Work instruction.
Return the records that follow, unchanged and complete.

Available records.
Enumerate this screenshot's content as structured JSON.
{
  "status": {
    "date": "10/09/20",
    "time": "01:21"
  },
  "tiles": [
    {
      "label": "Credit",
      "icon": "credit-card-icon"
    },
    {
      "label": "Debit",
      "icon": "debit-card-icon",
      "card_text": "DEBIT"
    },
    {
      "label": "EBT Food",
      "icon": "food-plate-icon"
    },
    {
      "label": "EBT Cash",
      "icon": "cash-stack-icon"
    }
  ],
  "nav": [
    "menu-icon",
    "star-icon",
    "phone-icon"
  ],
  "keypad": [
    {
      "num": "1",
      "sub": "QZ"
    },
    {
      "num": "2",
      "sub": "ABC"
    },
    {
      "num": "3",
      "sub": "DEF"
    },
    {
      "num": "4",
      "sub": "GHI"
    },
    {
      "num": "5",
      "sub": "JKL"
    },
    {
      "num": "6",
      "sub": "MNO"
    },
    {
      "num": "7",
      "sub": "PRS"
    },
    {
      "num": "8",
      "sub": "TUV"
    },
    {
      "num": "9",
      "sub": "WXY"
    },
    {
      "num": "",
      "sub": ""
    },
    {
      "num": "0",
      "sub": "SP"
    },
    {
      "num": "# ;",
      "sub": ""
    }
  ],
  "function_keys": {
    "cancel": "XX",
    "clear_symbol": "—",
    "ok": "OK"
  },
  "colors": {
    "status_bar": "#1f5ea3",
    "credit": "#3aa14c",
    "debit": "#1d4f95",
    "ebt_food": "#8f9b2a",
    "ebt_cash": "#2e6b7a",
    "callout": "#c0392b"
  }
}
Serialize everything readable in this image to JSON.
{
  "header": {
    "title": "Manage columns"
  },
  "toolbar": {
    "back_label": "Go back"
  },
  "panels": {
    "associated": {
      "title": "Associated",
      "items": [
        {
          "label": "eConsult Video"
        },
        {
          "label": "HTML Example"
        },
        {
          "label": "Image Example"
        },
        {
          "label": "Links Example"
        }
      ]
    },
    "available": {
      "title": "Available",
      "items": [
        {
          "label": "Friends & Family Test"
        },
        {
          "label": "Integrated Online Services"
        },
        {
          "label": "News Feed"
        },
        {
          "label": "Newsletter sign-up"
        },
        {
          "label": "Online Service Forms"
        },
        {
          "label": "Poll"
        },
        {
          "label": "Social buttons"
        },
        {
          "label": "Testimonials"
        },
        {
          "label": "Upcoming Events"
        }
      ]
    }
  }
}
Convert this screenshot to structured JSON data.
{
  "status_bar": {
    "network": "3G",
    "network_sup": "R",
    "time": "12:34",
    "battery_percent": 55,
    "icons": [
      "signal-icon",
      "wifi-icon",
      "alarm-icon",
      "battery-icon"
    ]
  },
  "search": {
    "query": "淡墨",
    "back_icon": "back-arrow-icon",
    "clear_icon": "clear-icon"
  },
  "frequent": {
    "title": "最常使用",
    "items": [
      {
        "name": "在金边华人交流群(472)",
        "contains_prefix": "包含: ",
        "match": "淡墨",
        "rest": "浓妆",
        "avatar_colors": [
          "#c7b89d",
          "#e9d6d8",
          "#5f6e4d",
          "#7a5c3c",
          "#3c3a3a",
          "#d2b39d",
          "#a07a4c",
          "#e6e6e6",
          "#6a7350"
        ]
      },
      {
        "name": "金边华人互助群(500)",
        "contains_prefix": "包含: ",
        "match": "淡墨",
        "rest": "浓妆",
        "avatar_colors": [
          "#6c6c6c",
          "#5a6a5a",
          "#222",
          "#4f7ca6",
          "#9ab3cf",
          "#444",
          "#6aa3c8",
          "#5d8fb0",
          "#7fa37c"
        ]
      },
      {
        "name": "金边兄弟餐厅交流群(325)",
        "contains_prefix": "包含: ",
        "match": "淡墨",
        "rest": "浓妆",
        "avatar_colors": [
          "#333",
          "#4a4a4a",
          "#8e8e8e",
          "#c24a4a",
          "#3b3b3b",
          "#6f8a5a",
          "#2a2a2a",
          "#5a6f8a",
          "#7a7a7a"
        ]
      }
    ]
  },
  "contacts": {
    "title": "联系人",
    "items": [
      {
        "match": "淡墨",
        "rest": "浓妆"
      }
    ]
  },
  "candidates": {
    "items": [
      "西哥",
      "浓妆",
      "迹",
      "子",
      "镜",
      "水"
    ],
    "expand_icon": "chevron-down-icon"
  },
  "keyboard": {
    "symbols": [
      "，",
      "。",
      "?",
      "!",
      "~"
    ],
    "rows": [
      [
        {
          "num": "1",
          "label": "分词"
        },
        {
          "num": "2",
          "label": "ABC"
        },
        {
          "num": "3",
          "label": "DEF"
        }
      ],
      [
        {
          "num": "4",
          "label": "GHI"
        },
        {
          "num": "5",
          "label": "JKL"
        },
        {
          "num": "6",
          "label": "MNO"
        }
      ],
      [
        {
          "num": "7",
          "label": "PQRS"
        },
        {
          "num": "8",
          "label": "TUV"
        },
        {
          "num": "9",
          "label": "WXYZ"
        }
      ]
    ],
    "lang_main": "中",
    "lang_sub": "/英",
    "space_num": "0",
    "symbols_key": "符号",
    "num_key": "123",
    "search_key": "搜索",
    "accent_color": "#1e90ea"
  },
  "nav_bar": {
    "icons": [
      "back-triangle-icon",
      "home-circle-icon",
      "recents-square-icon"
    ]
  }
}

Finished task.
Enumerate this screenshot's content as structured JSON.
{
  "status": {
    "date": "10/09/20",
    "time": "01:21"
  },
  "tiles": [
    {
      "label": "Credit",
      "icon": "credit-card-icon"
    },
    {
      "label": "Debit",
      "icon": "debit-card-icon",
      "card_text": "DEBIT"
    },
    {
      "label": "EBT Food",
      "icon": "food-plate-icon"
    },
    {
      "label": "EBT Cash",
      "icon": "cash-stack-icon"
    }
  ],
  "nav": [
    "menu-icon",
    "star-icon",
    "phone-icon"
  ],
  "keypad": [
    {
      "num": "1",
      "sub": "QZ"
    },
    {
      "num": "2",
      "sub": "ABC"
    },
    {
      "num": "3",
      "sub": "DEF"
    },
    {
      "num": "4",
      "sub": "GHI"
    },
    {
      "num": "5",
      "sub": "JKL"
    },
    {
      "num": "6",
      "sub": "MNO"
    },
    {
      "num": "7",
      "sub": "PRS"
    },
    {
      "num": "8",
      "sub": "TUV"
    },
    {
      "num": "9",
      "sub": "WXY"
    },
    {
      "num": "",
      "sub": ""
    },
    {
      "num": "0",
      "sub": "SP"
    },
    {
      "num": "# ;",
      "sub": ""
    }
  ],
  "function_keys": {
    "cancel": "XX",
    "clear_symbol": "—",
    "ok": "OK"
  },
  "colors": {
    "status_bar": "#1f5ea3",
    "credit": "#3aa14c",
    "debit": "#1d4f95",
    "ebt_food": "#8f9b2a",
    "ebt_cash": "#2e6b7a",
    "callout": "#c0392b"
  }
}
Serialize everything readable in this image to JSON.
{
  "header": {
    "title": "Manage columns"
  },
  "toolbar": {
    "back_label": "Go back"
  },
  "panels": {
    "associated": {
      "title": "Associated",
      "items": [
        {
          "label": "eConsult Video"
        },
        {
          "label": "HTML Example"
        },
        {
          "label": "Image Example"
        },
        {
          "label": "Links Example"
        }
      ]
    },
    "available": {
      "title": "Available",
      "items": [
        {
          "label": "Friends & Family Test"
        },
        {
          "label": "Integrated Online Services"
        },
        {
          "label": "News Feed"
        },
        {
          "label": "Newsletter sign-up"
        },
        {
          "label": "Online Service Forms"
        },
        {
          "label": "Poll"
        },
        {
          "label": "Social buttons"
        },
        {
          "label": "Testimonials"
        },
        {
          "label": "Upcoming Events"
        }
      ]
    }
  }
}
Convert this screenshot to structured JSON data.
{
  "status_bar": {
    "network": "3G",
    "network_sup": "R",
    "time": "12:34",
    "battery_percent": 55,
    "icons": [
      "signal-icon",
      "wifi-icon",
      "alarm-icon",
      "battery-icon"
    ]
  },
  "search": {
    "query": "淡墨",
    "back_icon": "back-arrow-icon",
    "clear_icon": "clear-icon"
  },
  "frequent": {
    "title": "最常使用",
    "items": [
      {
        "name": "在金边华人交流群(472)",
        "contains_prefix": "包含: ",
        "match": "淡墨",
        "rest": "浓妆",
        "avatar_colors": [
          "#c7b89d",
          "#e9d6d8",
          "#5f6e4d",
          "#7a5c3c",
          "#3c3a3a",
          "#d2b39d",
          "#a07a4c",
          "#e6e6e6",
          "#6a7350"
        ]
      },
      {
        "name": "金边华人互助群(500)",
        "contains_prefix": "包含: ",
        "match": "淡墨",
        "rest": "浓妆",
        "avatar_colors": [
          "#6c6c6c",
          "#5a6a5a",
          "#222",
          "#4f7ca6",
          "#9ab3cf",
          "#444",
          "#6aa3c8",
          "#5d8fb0",
          "#7fa37c"
        ]
      },
      {
        "name": "金边兄弟餐厅交流群(325)",
        "contains_prefix": "包含: ",
        "match": "淡墨",
        "rest": "浓妆",
        "avatar_colors": [
          "#333",
          "#4a4a4a",
          "#8e8e8e",
          "#c24a4a",
          "#3b3b3b",
          "#6f8a5a",
          "#2a2a2a",
          "#5a6f8a",
          "#7a7a7a"
        ]
      }
    ]
  },
  "contacts": {
    "title": "联系人",
    "items": [
      {
        "match": "淡墨",
        "rest": "浓妆"
      }
    ]
  },
  "candidates": {
    "items": [
      "西哥",
      "浓妆",
      "迹",
      "子",
      "镜",
      "水"
    ],
    "expand_icon": "chevron-down-icon"
  },
  "keyboard": {
    "symbols": [
      "，",
      "。",
      "?",
      "!",
      "~"
    ],
    "rows": [
      [
        {
          "num": "1",
          "label": "分词"
        },
        {
          "num": "2",
          "label": "ABC"
        },
        {
          "num": "3",
          "label": "DEF"
        }
      ],
      [
        {
          "num": "4",
          "label": "GHI"
        },
        {
          "num": "5",
          "label": "JKL"
        },
        {
          "num": "6",
          "label": "MNO"
        }
      ],
      [
        {
          "num": "7",
          "label": "PQRS"
        },
        {
          "num": "8",
          "label": "TUV"
        },
        {
          "num": "9",
          "label": "WXYZ"
        }
      ]
    ],
    "lang_main": "中",
    "lang_sub": "/英",
    "space_num": "0",
    "symbols_key": "符号",
    "num_key": "123",
    "search_key": "搜索",
    "accent_color": "#1e90ea"
  },
  "nav_bar": {
    "icons": [
      "back-triangle-icon",
      "home-circle-icon",
      "recents-square-icon"
    ]
  }
}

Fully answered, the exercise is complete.